My fascination with architecture began during my college days, when I spent many hours photographing Victorian houses in Saratoga Springs, New York. Later in my post-graduate years at the University of Pennsylvania, it was architect, Louis Kahn who gave me further inspiration with his poetic musings on architecture. These experiences combined with my love of travel led me to see myself as an “architectural flaneuse” whose subject matter would be found in the vernacular dwellings of the Mediterranean, the crumbling facades of Cuba, and later the sculptural forms of wind-filled sails.

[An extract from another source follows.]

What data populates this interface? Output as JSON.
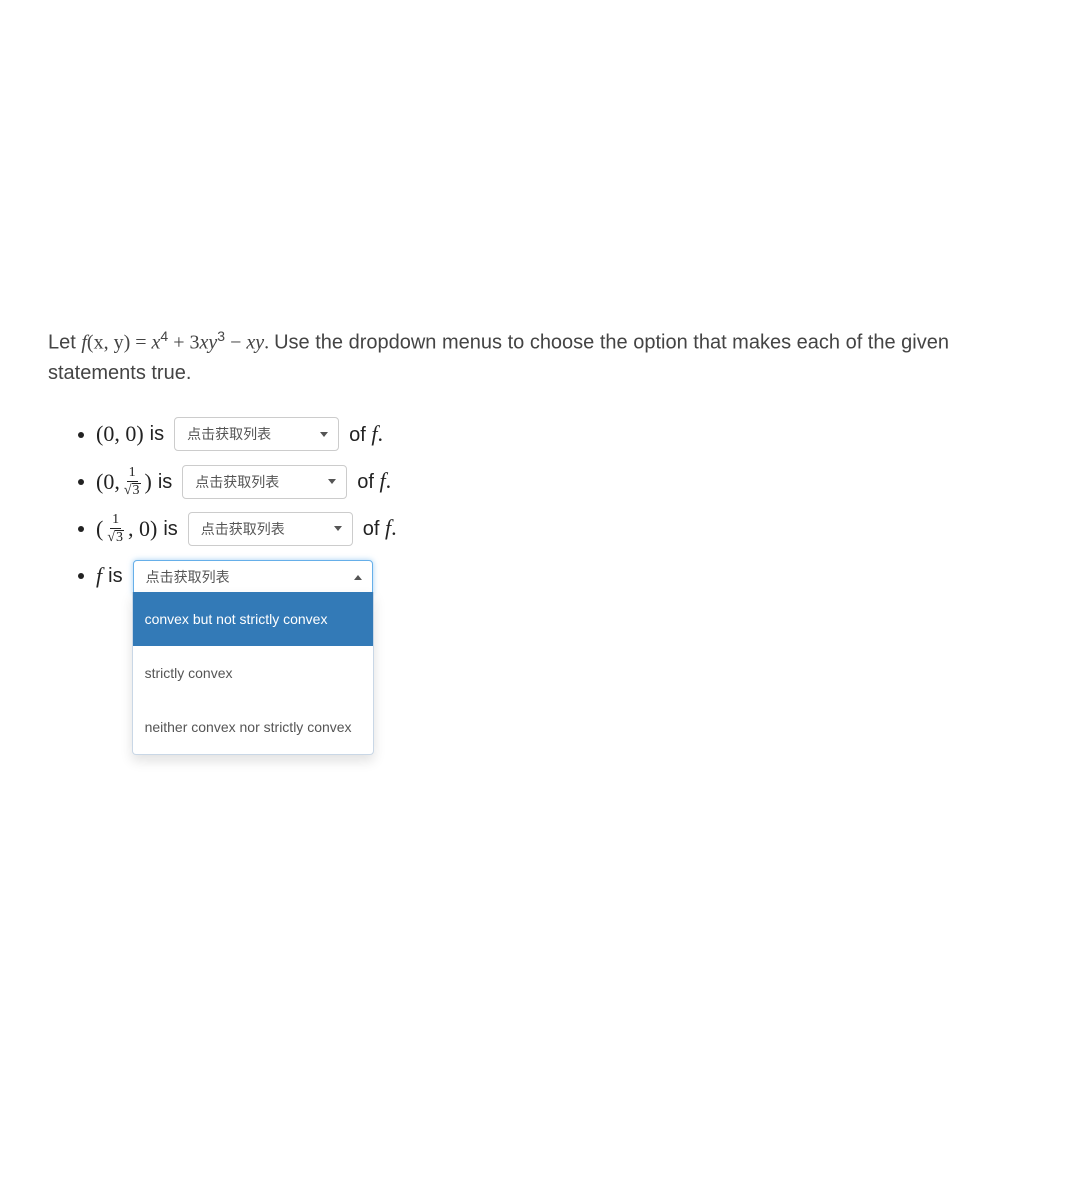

In a catalogue for a 2011 retrospective, critic Janet Koplos says, “If one were to attempt an interpretation of this body of work, enclosure and protection are surely among the possible motives, Borstein stands in these places; she experiences them as geometry and color, the useful elements of art. But here interest in light as well as color, in space as well as plane gives each setting breathing room. I’m reminded of Tadao Ando’s early architecture, with its empty concrete courtyards in which sun, rain and wind mark the presence of nature. Borstein captures the same clarity and heightening of the senses in her paintings.”
In 2007 on an extended trip to Japan, I had the opportunity to experience Ando’s architecture firsthand on the island of Naoshima where I both lived and worked in buildings he designed. In the paintings I made after this trip I presented iconic spaces in two dimensions showing them independent of their function. They became visual metaphors for the actual spaces. I was not a recorder of the world, yet I still dealt with the intrinsic elements of architecture, space, form, light and color.
Recent paintings were sourced from appropriated images, architectural models, renderings and images captured from video. In my first exhibit of these works, entitled “Built/ Unbuilt”, I moved from the experiential to the more abstract and conceptual, depicting ideas of Louis Kahn, which were never built. I also offered composites of other buildings such as “Frank Gehry Mashup”, which included more than one building.
In 2016 I moved further from the reality of buildings by subjecting the images to layers of manipulation on the computer, giving greater freedom to my own imagination and employing the serendipity of digital color. In these ways I continue to extend my longstanding practice of revealing the space between reality and abstraction. The next yearI began a series called "Architecutre of Color", an homage to the Mexican Architect, Luis Barragan. I have long admired his lushly painted houses combined with vernacular Mexcian architecture. I recreated his buildings from low resolution internet images. This allowed me to meditate on these spaces and at the same time gave them new agency as large airbrush paintings.
In recent work I reacted to migrants being imprisoned on our southern border and seperated from their children. I felt compelled to include this horrible situation into my work as well, and began to intersperse these symbols of oppression into the Barragan colors creating a more complex and contradictory meaning to the works. As we now experience the horros that our government is inflicting, we can no longer focus only on the beauty in our lives. Artists must provide a voice for humanity and decency as well. These paintings are entitled "Resist".